        Finally, in response to your question about the benefits of mandated labeling, I didn’t realize I would need to discuss the benefits of access to information with a person who publishes his opinions in a digital format for the world to see. That is one of the reasons you have this blog, yes? To keep the public informed on issues and opinions you think are relevant? Is there a situation you can think of, real or imagined, where the restriction of information promotes the free will of any individual other than the one(s) doing the censoring? If so, please present it, as I do enjoy thought experiments.

          • Judas Cradle
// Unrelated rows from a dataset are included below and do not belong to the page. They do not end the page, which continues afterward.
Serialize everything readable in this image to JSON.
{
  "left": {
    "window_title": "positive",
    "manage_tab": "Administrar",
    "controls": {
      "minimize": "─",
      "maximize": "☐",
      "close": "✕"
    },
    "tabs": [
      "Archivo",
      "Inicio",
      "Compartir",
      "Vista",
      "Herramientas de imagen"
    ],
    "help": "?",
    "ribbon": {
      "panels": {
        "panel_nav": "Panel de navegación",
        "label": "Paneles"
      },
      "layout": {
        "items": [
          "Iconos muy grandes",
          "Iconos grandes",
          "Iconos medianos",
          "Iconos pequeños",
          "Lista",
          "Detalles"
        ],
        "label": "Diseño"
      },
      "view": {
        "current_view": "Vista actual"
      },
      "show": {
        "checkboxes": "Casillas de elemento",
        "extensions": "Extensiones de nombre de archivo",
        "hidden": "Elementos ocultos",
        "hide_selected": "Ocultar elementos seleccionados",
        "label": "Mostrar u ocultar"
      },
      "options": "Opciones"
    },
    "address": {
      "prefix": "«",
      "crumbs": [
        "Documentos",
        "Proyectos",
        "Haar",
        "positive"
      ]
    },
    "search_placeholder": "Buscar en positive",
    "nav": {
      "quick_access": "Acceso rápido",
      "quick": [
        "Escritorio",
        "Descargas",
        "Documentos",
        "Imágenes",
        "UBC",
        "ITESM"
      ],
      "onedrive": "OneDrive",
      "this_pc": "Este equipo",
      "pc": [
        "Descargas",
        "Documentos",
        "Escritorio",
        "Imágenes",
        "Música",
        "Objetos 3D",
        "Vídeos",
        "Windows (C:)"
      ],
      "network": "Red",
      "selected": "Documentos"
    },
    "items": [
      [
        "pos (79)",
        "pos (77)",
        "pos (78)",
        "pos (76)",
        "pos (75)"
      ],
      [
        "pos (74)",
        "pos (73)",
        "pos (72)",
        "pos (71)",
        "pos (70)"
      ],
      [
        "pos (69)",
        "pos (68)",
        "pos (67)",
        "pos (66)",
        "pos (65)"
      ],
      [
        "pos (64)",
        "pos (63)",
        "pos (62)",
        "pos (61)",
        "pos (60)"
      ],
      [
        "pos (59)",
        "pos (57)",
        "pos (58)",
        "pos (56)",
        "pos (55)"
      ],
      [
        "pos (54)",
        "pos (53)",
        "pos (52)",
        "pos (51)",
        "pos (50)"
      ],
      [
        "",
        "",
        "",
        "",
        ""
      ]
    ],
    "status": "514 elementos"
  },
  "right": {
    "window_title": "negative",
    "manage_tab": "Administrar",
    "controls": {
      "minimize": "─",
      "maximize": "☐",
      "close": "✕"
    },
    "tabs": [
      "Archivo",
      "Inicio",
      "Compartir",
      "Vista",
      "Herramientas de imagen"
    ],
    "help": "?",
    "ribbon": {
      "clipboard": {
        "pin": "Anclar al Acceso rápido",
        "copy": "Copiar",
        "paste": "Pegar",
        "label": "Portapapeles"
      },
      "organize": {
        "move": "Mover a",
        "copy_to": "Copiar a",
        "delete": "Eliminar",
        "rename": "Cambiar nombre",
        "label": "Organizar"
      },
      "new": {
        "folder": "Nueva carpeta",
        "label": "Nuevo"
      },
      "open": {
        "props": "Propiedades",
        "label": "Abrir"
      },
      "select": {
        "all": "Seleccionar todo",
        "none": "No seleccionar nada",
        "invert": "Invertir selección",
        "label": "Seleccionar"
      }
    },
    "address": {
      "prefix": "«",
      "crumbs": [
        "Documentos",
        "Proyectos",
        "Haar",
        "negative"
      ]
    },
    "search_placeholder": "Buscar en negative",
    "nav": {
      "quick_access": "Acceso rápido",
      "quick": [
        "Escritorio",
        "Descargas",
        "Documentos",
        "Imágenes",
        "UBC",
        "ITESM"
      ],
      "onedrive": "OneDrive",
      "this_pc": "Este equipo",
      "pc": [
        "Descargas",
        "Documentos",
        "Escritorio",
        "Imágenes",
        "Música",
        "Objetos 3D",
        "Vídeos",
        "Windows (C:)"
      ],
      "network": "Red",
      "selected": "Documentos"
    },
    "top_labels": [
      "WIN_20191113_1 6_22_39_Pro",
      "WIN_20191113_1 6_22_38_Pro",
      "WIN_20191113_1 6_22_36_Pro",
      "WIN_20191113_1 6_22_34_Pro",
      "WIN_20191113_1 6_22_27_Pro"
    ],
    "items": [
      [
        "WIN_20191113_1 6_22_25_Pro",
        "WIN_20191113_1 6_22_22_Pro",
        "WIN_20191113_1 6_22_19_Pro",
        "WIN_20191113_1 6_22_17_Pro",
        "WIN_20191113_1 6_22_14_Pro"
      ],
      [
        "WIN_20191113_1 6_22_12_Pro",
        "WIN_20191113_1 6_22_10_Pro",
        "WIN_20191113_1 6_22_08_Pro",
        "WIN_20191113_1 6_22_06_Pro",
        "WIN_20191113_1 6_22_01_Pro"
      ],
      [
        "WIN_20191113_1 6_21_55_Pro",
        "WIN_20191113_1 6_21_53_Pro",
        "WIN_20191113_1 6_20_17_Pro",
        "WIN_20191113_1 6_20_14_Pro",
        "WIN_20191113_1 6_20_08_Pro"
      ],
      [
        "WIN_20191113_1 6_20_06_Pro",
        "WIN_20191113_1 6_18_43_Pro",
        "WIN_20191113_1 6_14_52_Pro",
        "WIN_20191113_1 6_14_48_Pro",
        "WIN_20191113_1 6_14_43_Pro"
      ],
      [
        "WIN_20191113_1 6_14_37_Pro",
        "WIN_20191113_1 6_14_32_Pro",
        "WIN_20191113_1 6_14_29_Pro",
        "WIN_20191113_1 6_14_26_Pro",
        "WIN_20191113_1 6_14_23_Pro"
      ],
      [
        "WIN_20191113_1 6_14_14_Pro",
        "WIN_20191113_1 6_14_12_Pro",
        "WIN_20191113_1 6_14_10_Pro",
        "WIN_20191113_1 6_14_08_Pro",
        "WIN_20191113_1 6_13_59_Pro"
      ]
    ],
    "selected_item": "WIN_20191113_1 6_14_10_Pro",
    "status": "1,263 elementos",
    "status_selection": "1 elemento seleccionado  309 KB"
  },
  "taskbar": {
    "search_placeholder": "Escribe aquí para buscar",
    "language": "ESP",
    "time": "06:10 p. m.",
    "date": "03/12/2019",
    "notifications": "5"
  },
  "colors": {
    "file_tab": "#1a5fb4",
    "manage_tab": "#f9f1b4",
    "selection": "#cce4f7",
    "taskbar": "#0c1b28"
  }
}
            Oh you wound me, my friend. What I have honestly done to “troll” you? Provided a dissenting opinion? Is that what really counts for trolling these days? Sad, really. Perhaps the “teacup children” of the younger generations have had more influence on digital media culture than I realized. If you don’t wish to match wits with me, very well. Although, does it trouble you in the least that your “fans” are watching while you do this?

          • Your1Friend

            If GMOs are as infallible and salutary as the biotech industry says they are, why are you (and Monsanto) so very afraid to have them labeled?

            NASA and its scientists and engineers are very proud of their incredible achievement in landing Curiosity on Mars–and rightfully so. This is science and engineering of the highest order.

            Shouldn’t Monsanto and its GMO “scientists” and “engineers” see the label “CONTAINS GMOS” with great pride? After all, GMOs are going to save humanity from starvation, will they not?

            Now wear that label “CONTAINS GMOS” with pride!

      • Your1Friend

        “Prop. 37 is a special interest scheme that is promoted, sponsored and funded by certain food companies and trial lawyers who will make the profits if and when it passes.”

        Yours is a fantasy worthy of Mitt Romney. Do you really expect people to believe your pro-GMO PR propaganda?

  • Schratboy

    Denying the consumer’s right to know about GMOs is a professional courtesy for an industry that’s advocated for fluoride in water and mercury amalgam for over 40 years

  • MsLabradorGirl

    I prefer to know what I am buying…until proper long term INDEPENDENT studies are done on GMOs and it is verified safe for my family, I will not be buying them. Even if it does raise food prices (which I don’t believe it will) it will be worth it to keep my family healthy. If GMOs are as safe as Monsanto would have us believe…we wouldn’t be fighting to have them labelled…Monsanto would be proud to label the results of their products!